If you’re ever thinking about getting new windows, it’s important to know how to communicate what you don’t like about your current setup.
You may not like how they do this or that, and of course, you want to make sure your window replacement is an upgrade. Which means you’ve got to know what everything does. To help you learn your window’s anatomy, today we’re describing the different parts of a window.
The sill is the inside ledge of a window. You’re likely familiar with the window sill, as it’s an aspect of your window that’s both functional and decorative.
Not only can your window sill hold items like flowers or picture frames, they’re also used to give your windows their depth, which is a hallmark of modern window arrangements.
Some window sills may be deep enough to hold a planter, while others may not be big enough to hold anything at all.
As part of your window’s frame (more on that in a bit), your window sill is integral to the stability of your entire window.
Problems with your window sill are mostly related to exposure to moisture. Because your window sill sits at the base of your window, condensation that collects on the windows may drip down and build up within the sill, causing rot and mold.
The sash is a movable panel of a window. It may actually be the sash that most people think of as the “window.”
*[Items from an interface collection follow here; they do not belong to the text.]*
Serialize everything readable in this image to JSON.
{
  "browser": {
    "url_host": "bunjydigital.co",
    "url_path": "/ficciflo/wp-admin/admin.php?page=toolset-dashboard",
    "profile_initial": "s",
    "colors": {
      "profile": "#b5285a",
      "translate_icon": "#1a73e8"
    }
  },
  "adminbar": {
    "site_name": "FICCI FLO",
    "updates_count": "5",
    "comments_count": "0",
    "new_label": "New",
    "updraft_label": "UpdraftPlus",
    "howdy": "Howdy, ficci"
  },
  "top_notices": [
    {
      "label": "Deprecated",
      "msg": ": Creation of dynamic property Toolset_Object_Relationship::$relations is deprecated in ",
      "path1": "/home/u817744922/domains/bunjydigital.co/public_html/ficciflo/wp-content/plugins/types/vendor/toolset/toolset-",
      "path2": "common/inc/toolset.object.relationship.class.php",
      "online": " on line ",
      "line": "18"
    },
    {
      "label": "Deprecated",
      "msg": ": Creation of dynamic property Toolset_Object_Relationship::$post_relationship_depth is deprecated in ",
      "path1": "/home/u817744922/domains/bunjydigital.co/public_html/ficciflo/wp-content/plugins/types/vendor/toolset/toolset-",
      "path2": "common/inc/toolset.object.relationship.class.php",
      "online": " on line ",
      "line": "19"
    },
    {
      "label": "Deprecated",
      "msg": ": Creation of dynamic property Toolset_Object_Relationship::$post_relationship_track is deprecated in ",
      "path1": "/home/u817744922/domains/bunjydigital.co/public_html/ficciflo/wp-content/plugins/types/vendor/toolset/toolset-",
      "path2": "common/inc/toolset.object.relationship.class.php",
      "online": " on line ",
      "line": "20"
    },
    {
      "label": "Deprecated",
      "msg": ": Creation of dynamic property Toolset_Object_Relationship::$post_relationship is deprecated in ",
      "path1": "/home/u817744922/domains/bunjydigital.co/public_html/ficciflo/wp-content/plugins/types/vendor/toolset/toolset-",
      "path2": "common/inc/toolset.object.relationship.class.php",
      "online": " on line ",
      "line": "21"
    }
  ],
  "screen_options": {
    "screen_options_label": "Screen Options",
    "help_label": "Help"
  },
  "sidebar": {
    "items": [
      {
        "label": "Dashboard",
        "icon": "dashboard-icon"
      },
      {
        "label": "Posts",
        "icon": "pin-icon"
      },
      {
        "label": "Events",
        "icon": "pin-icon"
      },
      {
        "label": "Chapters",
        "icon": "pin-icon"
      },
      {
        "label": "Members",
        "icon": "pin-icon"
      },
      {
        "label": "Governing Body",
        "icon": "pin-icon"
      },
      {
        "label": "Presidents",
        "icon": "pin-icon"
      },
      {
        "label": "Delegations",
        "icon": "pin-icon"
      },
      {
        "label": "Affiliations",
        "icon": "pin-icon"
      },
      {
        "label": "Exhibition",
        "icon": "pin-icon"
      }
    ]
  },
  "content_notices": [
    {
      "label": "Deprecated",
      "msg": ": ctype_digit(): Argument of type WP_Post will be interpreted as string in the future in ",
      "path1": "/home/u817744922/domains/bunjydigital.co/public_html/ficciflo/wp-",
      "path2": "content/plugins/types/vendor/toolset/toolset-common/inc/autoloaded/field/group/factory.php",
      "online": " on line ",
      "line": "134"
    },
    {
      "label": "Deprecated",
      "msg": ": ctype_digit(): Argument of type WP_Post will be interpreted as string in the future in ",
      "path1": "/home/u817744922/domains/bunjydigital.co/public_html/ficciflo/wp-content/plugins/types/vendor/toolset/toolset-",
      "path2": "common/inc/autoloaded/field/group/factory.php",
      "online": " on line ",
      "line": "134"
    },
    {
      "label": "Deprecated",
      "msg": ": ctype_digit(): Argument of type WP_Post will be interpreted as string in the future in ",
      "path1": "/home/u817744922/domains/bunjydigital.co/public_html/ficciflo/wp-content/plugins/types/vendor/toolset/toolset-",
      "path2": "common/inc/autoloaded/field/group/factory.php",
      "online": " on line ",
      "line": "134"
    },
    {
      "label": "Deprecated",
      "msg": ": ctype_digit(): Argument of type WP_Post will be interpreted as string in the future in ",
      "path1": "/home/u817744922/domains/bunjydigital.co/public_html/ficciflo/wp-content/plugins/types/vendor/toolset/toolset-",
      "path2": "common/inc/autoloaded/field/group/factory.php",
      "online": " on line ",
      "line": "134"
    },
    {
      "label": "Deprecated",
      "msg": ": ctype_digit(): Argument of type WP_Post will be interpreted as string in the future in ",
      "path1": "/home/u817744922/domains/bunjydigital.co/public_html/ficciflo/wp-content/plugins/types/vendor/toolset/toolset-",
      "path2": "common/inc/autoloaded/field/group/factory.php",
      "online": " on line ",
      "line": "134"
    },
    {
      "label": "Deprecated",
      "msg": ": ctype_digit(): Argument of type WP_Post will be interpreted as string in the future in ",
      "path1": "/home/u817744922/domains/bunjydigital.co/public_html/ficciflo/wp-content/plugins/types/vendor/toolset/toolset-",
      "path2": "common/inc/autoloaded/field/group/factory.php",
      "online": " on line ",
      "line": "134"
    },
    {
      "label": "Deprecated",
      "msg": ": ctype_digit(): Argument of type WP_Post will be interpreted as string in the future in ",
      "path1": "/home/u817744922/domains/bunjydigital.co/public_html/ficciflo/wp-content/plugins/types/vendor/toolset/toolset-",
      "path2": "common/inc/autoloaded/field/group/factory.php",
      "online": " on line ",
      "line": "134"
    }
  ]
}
That could be because if the glass breaks, it’s part of the sash. If it’s a larger window, this will almost certainly be necessary, as having a large single pane of glass might be less stable.
Like the rest of the window, the window sash is susceptible to warping.
And if your window sash warps, it could slowly loosen from the panel and cause the telltale rattle of aged windows. The good news is that many rattly old windows can be tightened up using DIY methods at home.
Sometimes the sash is divided up by muntins. This is more common on larger windows.
The larger the window, the more muntins will be needed. From an engineering standpoint, muntins provide support to the window and spread the load evenly over the entire system.
They also compartmentalize the windows which means if there’s a break, it’s possible to repair a single pane instead of the whole window.
For very large windows, a mullion may be included. A mullion is a large vertical divider that extends the height of the windows. It may be practical to have a mullion on large setups.
Both mullions and muntins can be decorative and used as an accent to a window’s overall theme. Mullions and muntins may be susceptible to moisture penetrating through and causing mold.
More likely, however, is for air to get trapped in between the window panes (if double-paned) and cause the windows to appear foggy.
Cloudy windows are possible with just about any part of a window that contacts the panes.
Your window pane is the defining characteristic of a window – the glass part.
Modern windows are typically double pane windows-windows with two panes of glass instead of one. Some windows might even be triple pane. Windows feature multiple panes of glass for several reasons:
Because window panes are just single sheets of glass, the worst thing that could happen with them is breakage. With multiple panes of glass, there is a risk of “fogging” between the window panes. You’ve likely seen foggy windows before. It presents as clouded glass and looks like there is steam or condensation on the windows. What’s actually happening, though, is that gases were trapped between panes and
Your window frame is what holds the window sash. It includes everything from the stationary head window to the jamb and liner, as well as the window sill.
Just about everything except for the movable window sash could be considered the window frame and most experts will know what you’re talking about. Taken as the whole of its parts, your window frame is the strongest part of your window.
If you’ve got questions about any part of your window’s anatomy, don’t hesitate to contact us today.